You probably know that nuts have a ton of beneficial heart-healthy fats, but you may not be aware that some nuts are also high in antioxidant nutrients as well. Pecans for example, have an ORAC score of 17,000. This actually puts them at a higher antioxidant concentration than a lot of fruits and vegetables out there and makes them the number one nut for antioxidant levels.
A 2011 study conducted by Loma Linda University showed that the naturally occurring antioxidants in pecans may prevent diseases such as heart conditions and eating these nutritious nuts on a regular basis could help reduce LDL cholesterol (the bad kind.) If you still need more reasons to reach for pecans when you’re feeling nutty, they’re also naturally sodium-free, contain more than 19 vitamins and minerals and a one-ounce serving of these nuts provides 10-percent of your recommended daily fiber.

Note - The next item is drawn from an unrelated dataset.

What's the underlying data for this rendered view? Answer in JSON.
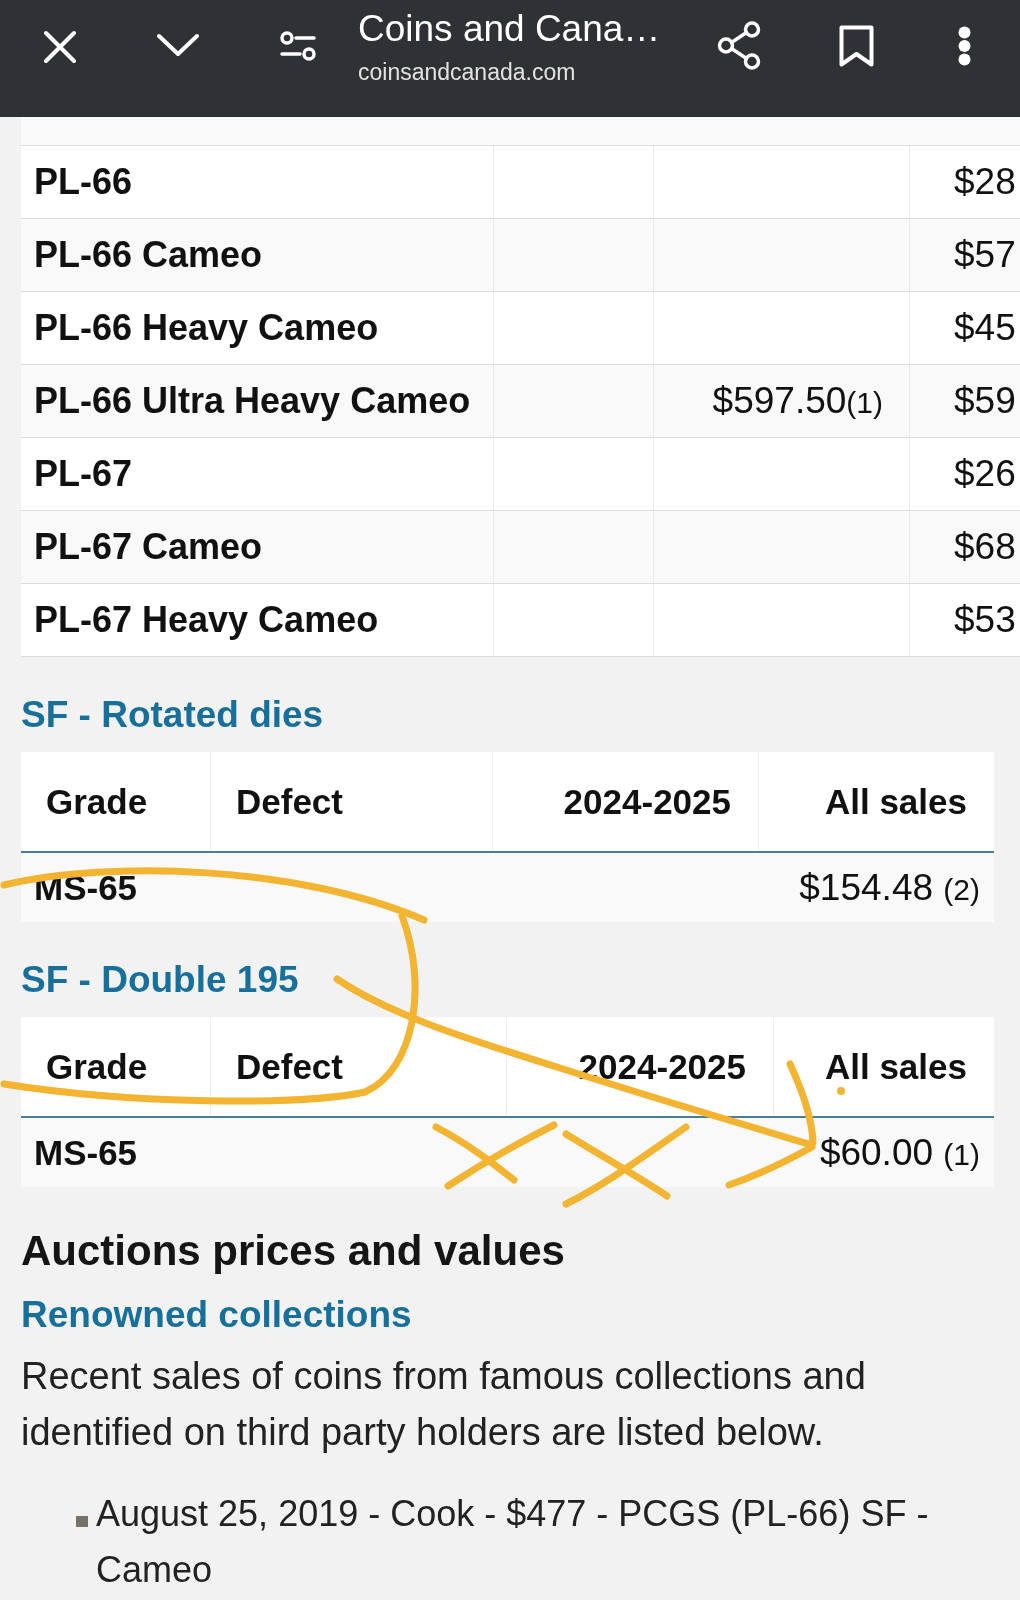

If quinoa, Acai berries, and kale are all considered superfoods, then artichokes definitely deserve their own place on the list of today’s spectacular superfoods. If artichokes are merely an unusual pizza topping or tasty dip ingredient in your world, you’re missing out on one heck of an antioxidant-packed superfood. Artichokes have a 9,400 ORAC score meaning they have lots of antioxidant properties and compounds present.
One of those compounds is Quercetin, a flavonoid compound that fights oxidation and acts as an anti-carcinogen. Anthocyanins are another group of antioxidant compounds present in these spiky veggies and these color pigments are associated with a lower risk of cancers, increased memory function and healthy aging. Hopefully, that’s enough reasons to consider artichokes as more than just a mere pizza topping and give them the superfood status they deserve.

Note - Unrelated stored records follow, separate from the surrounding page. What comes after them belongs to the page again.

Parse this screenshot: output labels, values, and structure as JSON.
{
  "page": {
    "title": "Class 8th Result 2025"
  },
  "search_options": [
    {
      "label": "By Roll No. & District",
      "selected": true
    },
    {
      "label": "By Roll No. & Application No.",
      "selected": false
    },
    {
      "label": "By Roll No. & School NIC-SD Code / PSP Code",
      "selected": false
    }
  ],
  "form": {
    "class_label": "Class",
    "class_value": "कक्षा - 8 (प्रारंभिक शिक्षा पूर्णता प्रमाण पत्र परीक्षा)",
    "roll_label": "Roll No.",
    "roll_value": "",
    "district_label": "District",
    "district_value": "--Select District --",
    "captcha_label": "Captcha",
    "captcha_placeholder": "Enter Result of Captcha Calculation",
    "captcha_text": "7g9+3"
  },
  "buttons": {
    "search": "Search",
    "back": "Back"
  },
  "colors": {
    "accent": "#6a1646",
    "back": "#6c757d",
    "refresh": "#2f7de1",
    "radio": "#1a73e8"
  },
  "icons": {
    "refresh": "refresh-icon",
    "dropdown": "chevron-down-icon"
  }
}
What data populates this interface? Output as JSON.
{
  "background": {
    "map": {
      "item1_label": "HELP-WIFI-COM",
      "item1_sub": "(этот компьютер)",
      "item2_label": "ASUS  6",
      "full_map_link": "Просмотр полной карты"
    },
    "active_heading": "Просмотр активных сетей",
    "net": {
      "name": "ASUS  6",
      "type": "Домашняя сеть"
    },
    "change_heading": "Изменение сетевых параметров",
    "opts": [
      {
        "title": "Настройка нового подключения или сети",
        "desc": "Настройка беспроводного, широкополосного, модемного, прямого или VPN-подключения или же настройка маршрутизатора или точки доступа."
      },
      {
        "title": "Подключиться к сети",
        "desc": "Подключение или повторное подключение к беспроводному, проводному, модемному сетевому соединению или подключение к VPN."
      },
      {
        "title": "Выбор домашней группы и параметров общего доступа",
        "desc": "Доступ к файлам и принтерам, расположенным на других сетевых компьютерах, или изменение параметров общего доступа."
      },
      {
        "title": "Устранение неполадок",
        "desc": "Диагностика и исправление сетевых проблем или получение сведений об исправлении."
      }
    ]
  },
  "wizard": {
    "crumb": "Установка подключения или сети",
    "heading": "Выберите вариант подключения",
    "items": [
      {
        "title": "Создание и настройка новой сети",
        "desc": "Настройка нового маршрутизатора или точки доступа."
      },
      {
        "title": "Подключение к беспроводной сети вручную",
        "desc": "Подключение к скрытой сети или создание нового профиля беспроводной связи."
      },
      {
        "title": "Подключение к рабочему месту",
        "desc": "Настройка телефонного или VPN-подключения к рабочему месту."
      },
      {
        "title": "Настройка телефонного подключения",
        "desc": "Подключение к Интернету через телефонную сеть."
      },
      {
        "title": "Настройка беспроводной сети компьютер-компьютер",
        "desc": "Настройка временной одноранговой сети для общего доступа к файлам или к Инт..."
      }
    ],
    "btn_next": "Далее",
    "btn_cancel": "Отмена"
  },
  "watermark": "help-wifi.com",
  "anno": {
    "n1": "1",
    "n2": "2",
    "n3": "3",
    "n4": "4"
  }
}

This may come as a bit of a surprise, but there are several varieties of beans that are super rich in antioxidants. Specifically, small red beans, kidney beans, and pintos all rank high on the ORAC charts. Small red beans score 13,727, while red kidney beans got a score of 8,600 and pinto beans scored 8,400.

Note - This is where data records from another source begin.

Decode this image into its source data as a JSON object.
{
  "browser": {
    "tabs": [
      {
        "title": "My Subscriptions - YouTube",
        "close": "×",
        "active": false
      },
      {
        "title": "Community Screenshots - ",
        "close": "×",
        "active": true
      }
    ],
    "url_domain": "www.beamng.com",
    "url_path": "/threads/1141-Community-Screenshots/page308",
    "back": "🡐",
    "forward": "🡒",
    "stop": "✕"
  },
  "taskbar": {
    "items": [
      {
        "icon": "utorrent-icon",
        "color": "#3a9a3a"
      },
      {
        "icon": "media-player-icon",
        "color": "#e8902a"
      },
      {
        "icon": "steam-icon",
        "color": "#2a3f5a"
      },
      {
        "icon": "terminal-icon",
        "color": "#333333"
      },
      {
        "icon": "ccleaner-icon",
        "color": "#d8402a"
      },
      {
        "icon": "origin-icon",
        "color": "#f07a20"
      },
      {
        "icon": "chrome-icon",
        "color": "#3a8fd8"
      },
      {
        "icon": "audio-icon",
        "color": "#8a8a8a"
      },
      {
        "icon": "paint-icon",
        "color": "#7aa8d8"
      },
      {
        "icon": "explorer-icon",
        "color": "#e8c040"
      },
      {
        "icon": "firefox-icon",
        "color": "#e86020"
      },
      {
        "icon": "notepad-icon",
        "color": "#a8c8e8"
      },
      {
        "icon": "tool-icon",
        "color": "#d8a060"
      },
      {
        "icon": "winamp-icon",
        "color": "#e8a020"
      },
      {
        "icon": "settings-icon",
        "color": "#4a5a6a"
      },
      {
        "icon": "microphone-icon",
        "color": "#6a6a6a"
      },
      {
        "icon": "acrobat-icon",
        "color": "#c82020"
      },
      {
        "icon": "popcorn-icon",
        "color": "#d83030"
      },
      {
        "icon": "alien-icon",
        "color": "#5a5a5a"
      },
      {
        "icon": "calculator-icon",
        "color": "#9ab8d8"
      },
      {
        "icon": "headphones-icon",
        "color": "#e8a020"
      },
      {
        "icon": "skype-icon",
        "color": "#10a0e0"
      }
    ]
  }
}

Black beans have some excellent antioxidant properties of their own as well, while not quite as high as the three red beans, they still have an ORAC score of 8,000. With scores like these, it’s clear that all of these amazing beans are jam-packed with free radical fighting powers. Not only that, but beans are an excellent source of dietary fiber and protein and can help improve blood cholesterol reducing your risk of heart disease.
This little leafy green herb certainly polarizes opinions, but whether you love it or hate it, there’s no denying the antioxidant benefits of cilantro. You can call it a herb, you can call it a vegetable, but however you classify it, the truth is that cilantro ranks as one of the most antioxidant-rich foods out there.
Fresh, raw cilantro leaves have an ORAC score of 5,100 which means those little green leaves are full of free radical fighting compounds like quercetin and duodenal. Dodecenal is a natural antibacterial agent and has been shown to help fight salmonella bacteria, a cause of foodborne illness that has become a growing concern lately.
Herbs and Spices
Herbs and spices have been praised for centuries and are even used as medicinal compounds in many cultures, and with good reason. Now you can add antioxidants to the growing list of the many benefits of dried herbs and spices. Some have a higher concentration of antioxidant compounds than others, however, like ground cloves, which have a whopping ORAC score of over 290,000.
The next highest is dried oregano with an ORAC score of 175,295, followed by dried rosemary at 165,280. While these numbers obviously indicate that herbs and spices have some of the highest antioxidant properties of all, it’s important to remember that we consume them in much smaller quantities than other foods. Still, there’s no better reason to get cooking and put some antioxidant-rich herbs and spices to work in your kitchen today.